### Work request
The listing below is to be written out word for word, minus its images.

### Source material
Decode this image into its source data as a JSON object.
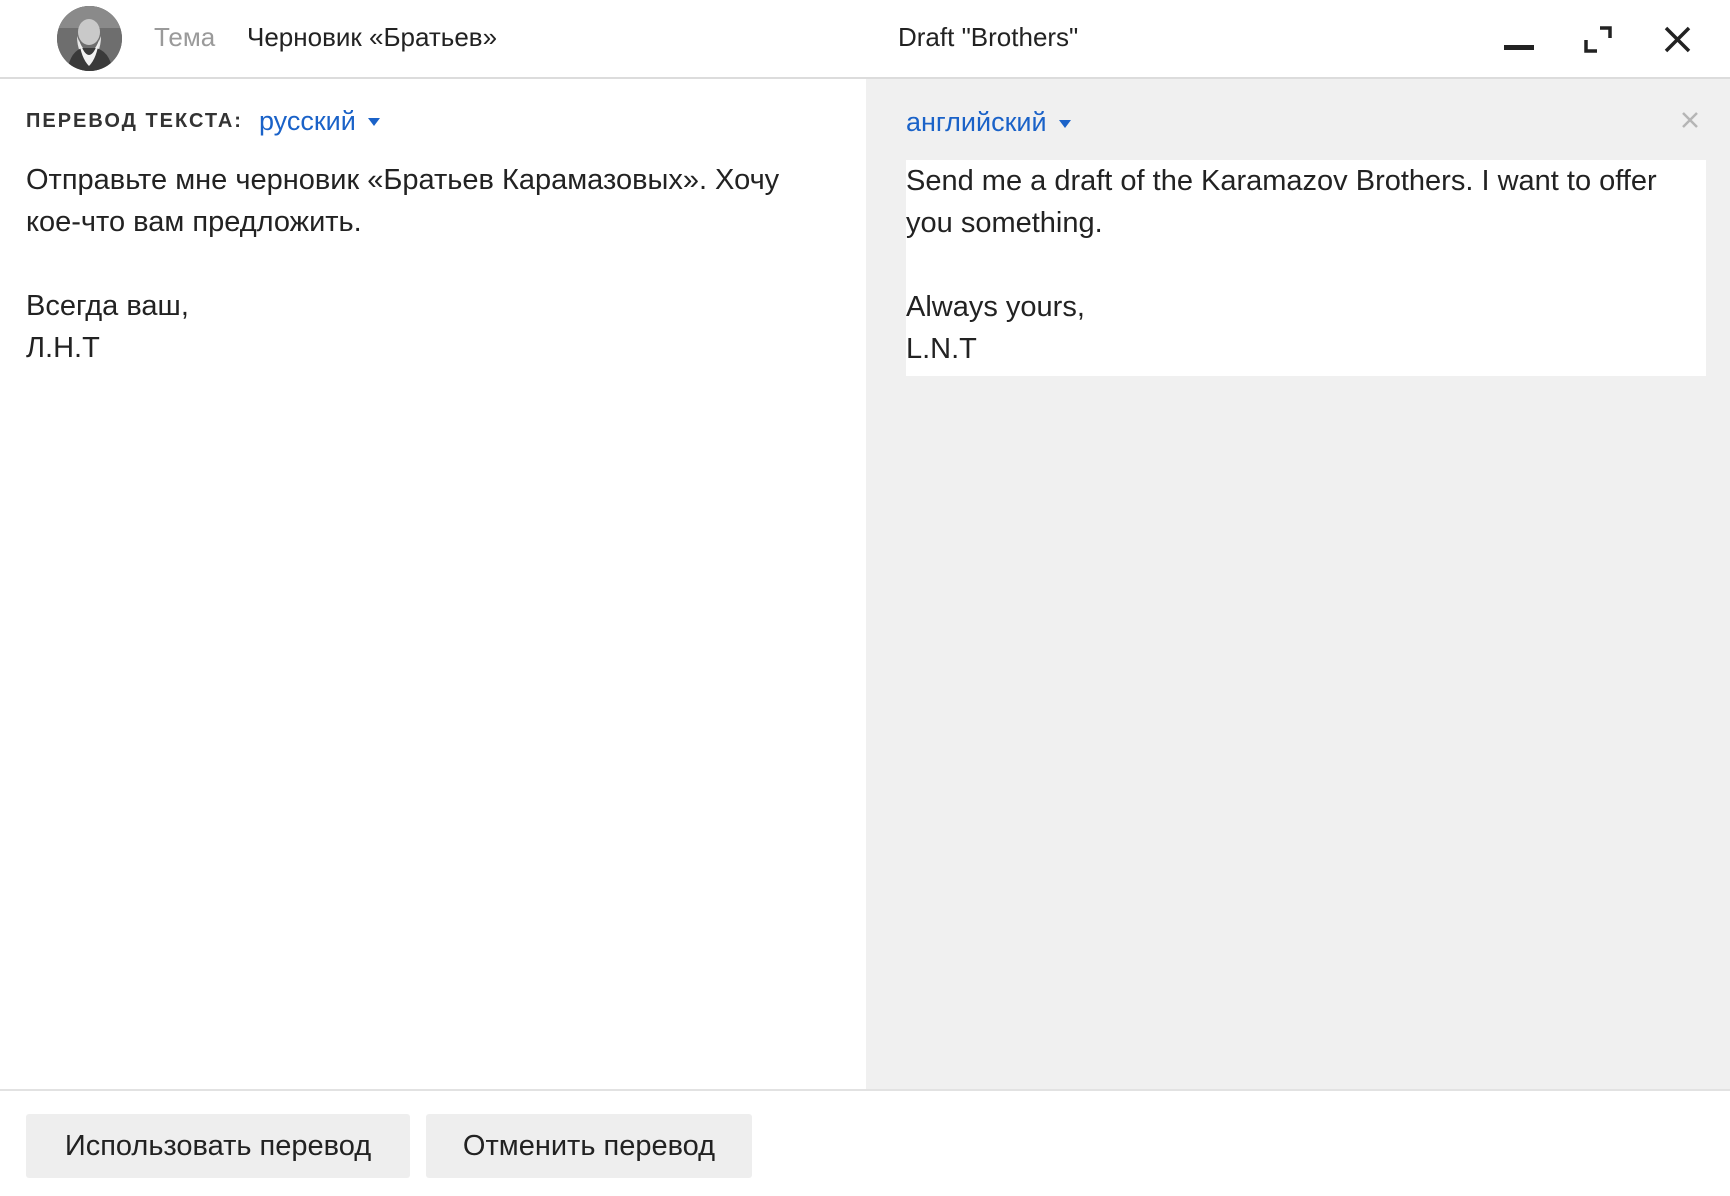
{
  "header": {
    "subject_label": "Тема",
    "subject_value": "Черновик «Братьев»",
    "draft_title": "Draft \"Brothers\""
  },
  "source": {
    "translate_label": "ПЕРЕВОД ТЕКСТА:",
    "language": "русский",
    "text": "Отправьте мне черновик «Братьев Карамазовых». Хочу\nкое-что вам предложить.\n\nВсегда ваш,\nЛ.Н.Т"
  },
  "target": {
    "language": "английский",
    "text": "Send me a draft of the Karamazov Brothers. I want to offer\nyou something.\n\nAlways yours,\nL.N.T"
  },
  "footer": {
    "use_translation": "Использовать перевод",
    "cancel_translation": "Отменить перевод"
  },
  "colors": {
    "accent": "#1a62c8",
    "panel_bg": "#f0f0f0",
    "button_bg": "#eeeeee"
  },
  "icons": {
    "window_controls": [
      "minimize-icon",
      "expand-icon",
      "close-icon"
    ],
    "panel_close": "close-icon"
  }
}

### Written reply
Decode this image into its source data as a JSON object.
{
  "header": {
    "subject_label": "Тема",
    "subject_value": "Черновик «Братьев»",
    "draft_title": "Draft \"Brothers\""
  },
  "source": {
    "translate_label": "ПЕРЕВОД ТЕКСТА:",
    "language": "русский",
    "text": "Отправьте мне черновик «Братьев Карамазовых». Хочу\nкое-что вам предложить.\n\nВсегда ваш,\nЛ.Н.Т"
  },
  "target": {
    "language": "английский",
    "text": "Send me a draft of the Karamazov Brothers. I want to offer\nyou something.\n\nAlways yours,\nL.N.T"
  },
  "footer": {
    "use_translation": "Использовать перевод",
    "cancel_translation": "Отменить перевод"
  },
  "colors": {
    "accent": "#1a62c8",
    "panel_bg": "#f0f0f0",
    "button_bg": "#eeeeee"
  },
  "icons": {
    "window_controls": [
      "minimize-icon",
      "expand-icon",
      "close-icon"
    ],
    "panel_close": "close-icon"
  }
}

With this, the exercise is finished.